Japan’s Chief Cabinet Secretary Yoshimasa Hayashi said Friday that Tokyo is “carefully looking” at Kim Yo-jong’s comments and its government has been seeking high-level official talks for a Japan-North Korea summit, but added that Japan will not accept the North’s claim that the abductees issue has been resolved.

While Japan is taking a cautious stance, South Korea is already casting a negative outlook on the offered talks between Kim and Kishida, which it sees as the North’s attempt to disrupt the trilateral security cooperation between Seoul, Tokyo and Washington.

“Kim Yo-jong’s statement seems to be a reaction to South Korea’s diplomatic ties with Cuba and at the same time a strategy to plant concerns that the North Korea-Japan summit may crack the current security cooperation between Seoul, Tokyo and Washington,” said Park Won-gon, a professor of North Korean studies at Ewha Womans University.

“And chances are very slim for the trilateral security cooperation to be damaged by North Korea, since Japan is participating in the cooperation because of the North’s missile and nuclear threats. Though chances are very slim for the North Korea-Japan summit to take place, it can rather be a breakthrough in the stalemate related to Pyongyang.”

Yang Moo-jin, president of the University of North Korean Studies, also noted that Kim Yo-jong’s statement is North Korea’s attempt to urge Japan to take a more proactive stance in their working-level talks for the summit, but it remains difficult for Kishida to accept the conditions set by Pyongyang.

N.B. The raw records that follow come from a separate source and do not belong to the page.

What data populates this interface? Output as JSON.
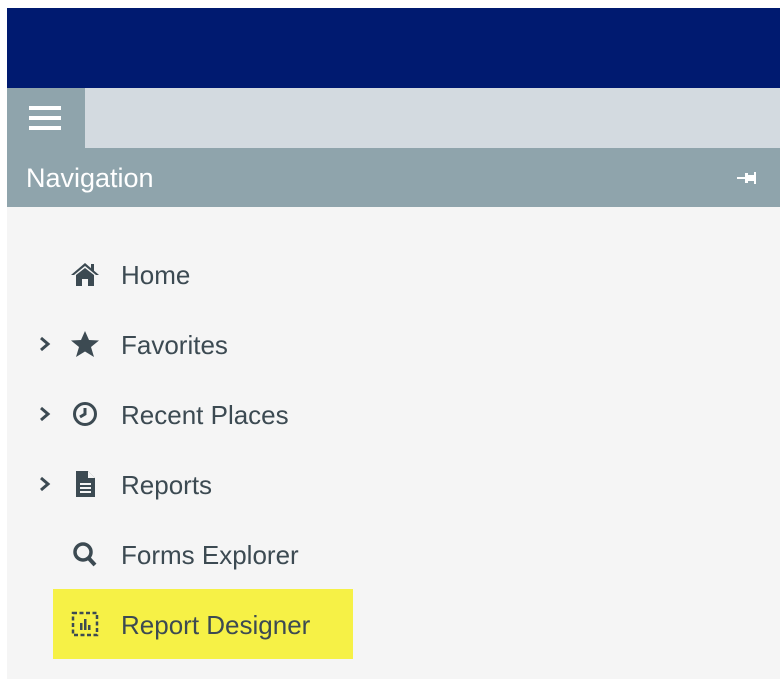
{
  "header": {
    "banner_color": "#001a70",
    "toolbar_color": "#d3dae0",
    "menu_icon": "hamburger-menu-icon"
  },
  "navigation": {
    "title": "Navigation",
    "pin_icon": "pin-icon",
    "header_color": "#8fa4ac",
    "items": [
      {
        "label": "Home",
        "icon": "home-icon",
        "expandable": false
      },
      {
        "label": "Favorites",
        "icon": "star-icon",
        "expandable": true
      },
      {
        "label": "Recent Places",
        "icon": "clock-icon",
        "expandable": true
      },
      {
        "label": "Reports",
        "icon": "document-icon",
        "expandable": true
      },
      {
        "label": "Forms Explorer",
        "icon": "search-icon",
        "expandable": false
      },
      {
        "label": "Report Designer",
        "icon": "report-designer-icon",
        "expandable": false,
        "highlighted": true
      }
    ]
  },
  "colors": {
    "text": "#3c4a52",
    "highlight": "#f6f146",
    "panel_background": "#f5f5f5"
  }
}
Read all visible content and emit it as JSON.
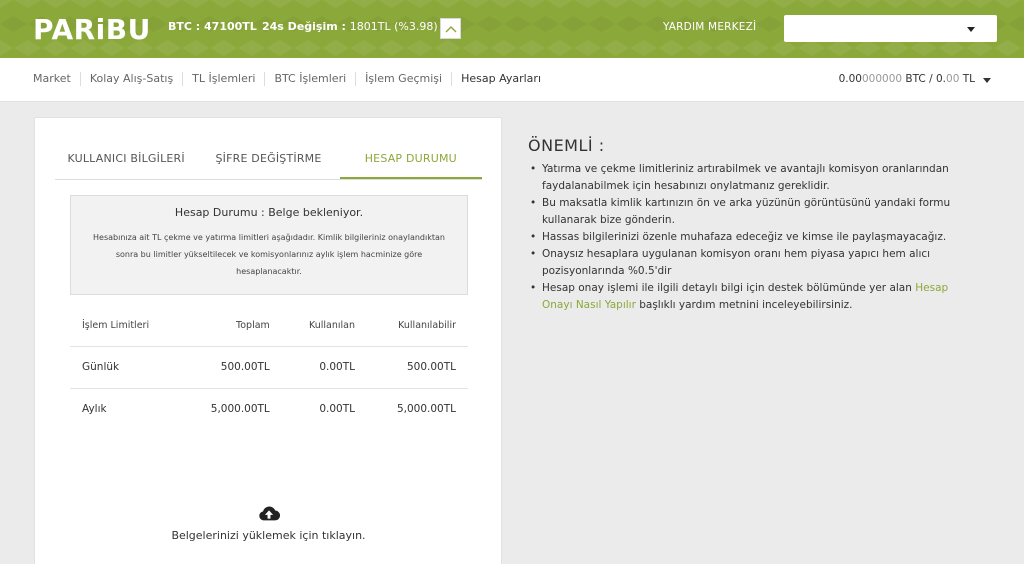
{
  "header": {
    "logo": "PARiBU",
    "btc_label": "BTC : 47100TL",
    "change_label": "24s Değişim : ",
    "change_value": "1801TL (%3.98)",
    "help_label": "YARDIM MERKEZİ",
    "select_value": ""
  },
  "nav": {
    "items": [
      "Market",
      "Kolay Alış-Satış",
      "TL İşlemleri",
      "BTC İşlemleri",
      "İşlem Geçmişi",
      "Hesap Ayarları"
    ],
    "active": "Hesap Ayarları"
  },
  "balance": {
    "btc_main": "0.00",
    "btc_dim": "000000",
    "btc_unit": " BTC / ",
    "tl_main": "0.",
    "tl_dim": "00",
    "tl_unit": " TL"
  },
  "tabs": [
    "KULLANICI BİLGİLERİ",
    "ŞİFRE DEĞİŞTİRME",
    "HESAP DURUMU"
  ],
  "status": {
    "title": "Hesap Durumu : Belge bekleniyor.",
    "description": "Hesabınıza ait TL çekme ve yatırma limitleri aşağıdadır. Kimlik bilgileriniz onaylandıktan sonra bu limitler yükseltilecek ve komisyonlarınız aylık işlem hacminize göre hesaplanacaktır."
  },
  "limits": {
    "headers": [
      "İşlem Limitleri",
      "Toplam",
      "Kullanılan",
      "Kullanılabilir"
    ],
    "rows": [
      [
        "Günlük",
        "500.00TL",
        "0.00TL",
        "500.00TL"
      ],
      [
        "Aylık",
        "5,000.00TL",
        "0.00TL",
        "5,000.00TL"
      ]
    ]
  },
  "upload": {
    "icon": "cloud-upload-icon",
    "label": "Belgelerinizi yüklemek için tıklayın."
  },
  "info": {
    "title": "ÖNEMLİ :",
    "items": [
      "Yatırma ve çekme limitleriniz artırabilmek ve avantajlı komisyon oranlarından faydalanabilmek için hesabınızı onylatmanız gereklidir.",
      "Bu maksatla kimlik kartınızın ön ve arka yüzünün görüntüsünü yandaki formu kullanarak bize gönderin.",
      "Hassas bilgilerinizi özenle muhafaza edeceğiz ve kimse ile paylaşmayacağız.",
      "Onaysız hesaplara uygulanan komisyon oranı hem piyasa yapıcı hem alıcı pozisyonlarında %0.5'dir"
    ],
    "last_prefix": "Hesap onay işlemi ile ilgili detaylı bilgi için destek bölümünde yer alan ",
    "last_link": "Hesap Onayı Nasıl Yapılır",
    "last_suffix": " başlıklı yardım metnini inceleyebilirsiniz."
  },
  "colors": {
    "brand": "#8ba83a",
    "background": "#ebebeb"
  }
}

“North Korea’s demands for not mentioning the abductees issue and nuclear programs are not easy conditions that Kishida can accept, meaning chances are slim for a Kim-Kishida summit,” Yang said. “There is no need for the South Korean government to have only negative views on this agenda, because Japan’s diplomatic relations with North Korea can rather be an assist for the Yoon Suk Yeol administration’s efforts to control Northeast Asian geopolitics.”

Leave a Comment